## Source material
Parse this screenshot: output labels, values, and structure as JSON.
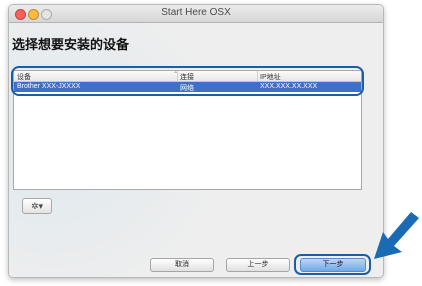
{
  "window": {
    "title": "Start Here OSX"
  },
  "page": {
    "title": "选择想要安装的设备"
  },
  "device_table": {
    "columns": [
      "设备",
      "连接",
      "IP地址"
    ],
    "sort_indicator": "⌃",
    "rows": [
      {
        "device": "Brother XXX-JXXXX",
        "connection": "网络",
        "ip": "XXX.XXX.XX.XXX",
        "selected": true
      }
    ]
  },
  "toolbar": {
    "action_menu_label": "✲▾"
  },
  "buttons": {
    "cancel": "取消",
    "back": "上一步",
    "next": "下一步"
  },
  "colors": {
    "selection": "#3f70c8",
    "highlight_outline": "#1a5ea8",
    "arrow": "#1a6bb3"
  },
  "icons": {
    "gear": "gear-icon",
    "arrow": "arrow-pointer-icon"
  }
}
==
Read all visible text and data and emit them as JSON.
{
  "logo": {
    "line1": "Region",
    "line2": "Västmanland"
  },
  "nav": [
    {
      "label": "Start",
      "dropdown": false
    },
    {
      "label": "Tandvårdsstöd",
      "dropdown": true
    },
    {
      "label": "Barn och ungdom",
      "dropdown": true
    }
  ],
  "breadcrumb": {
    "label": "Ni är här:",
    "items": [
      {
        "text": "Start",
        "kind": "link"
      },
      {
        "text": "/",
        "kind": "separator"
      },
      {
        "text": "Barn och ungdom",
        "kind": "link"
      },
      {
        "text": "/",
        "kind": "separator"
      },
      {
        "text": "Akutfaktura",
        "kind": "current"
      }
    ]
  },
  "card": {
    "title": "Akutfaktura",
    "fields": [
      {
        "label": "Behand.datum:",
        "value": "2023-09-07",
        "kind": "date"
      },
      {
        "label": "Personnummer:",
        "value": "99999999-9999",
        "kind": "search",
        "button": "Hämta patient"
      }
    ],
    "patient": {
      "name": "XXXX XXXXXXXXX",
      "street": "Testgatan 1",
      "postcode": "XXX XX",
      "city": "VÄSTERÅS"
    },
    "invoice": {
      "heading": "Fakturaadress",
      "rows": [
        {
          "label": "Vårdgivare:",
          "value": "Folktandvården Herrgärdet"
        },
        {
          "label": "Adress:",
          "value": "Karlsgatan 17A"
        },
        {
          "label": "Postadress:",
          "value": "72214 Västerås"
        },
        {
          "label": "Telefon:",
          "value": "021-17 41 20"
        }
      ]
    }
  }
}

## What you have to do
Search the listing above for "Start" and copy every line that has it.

## Result
    "title": "Start Here OSX"
      "label": "Start",
        "text": "Start",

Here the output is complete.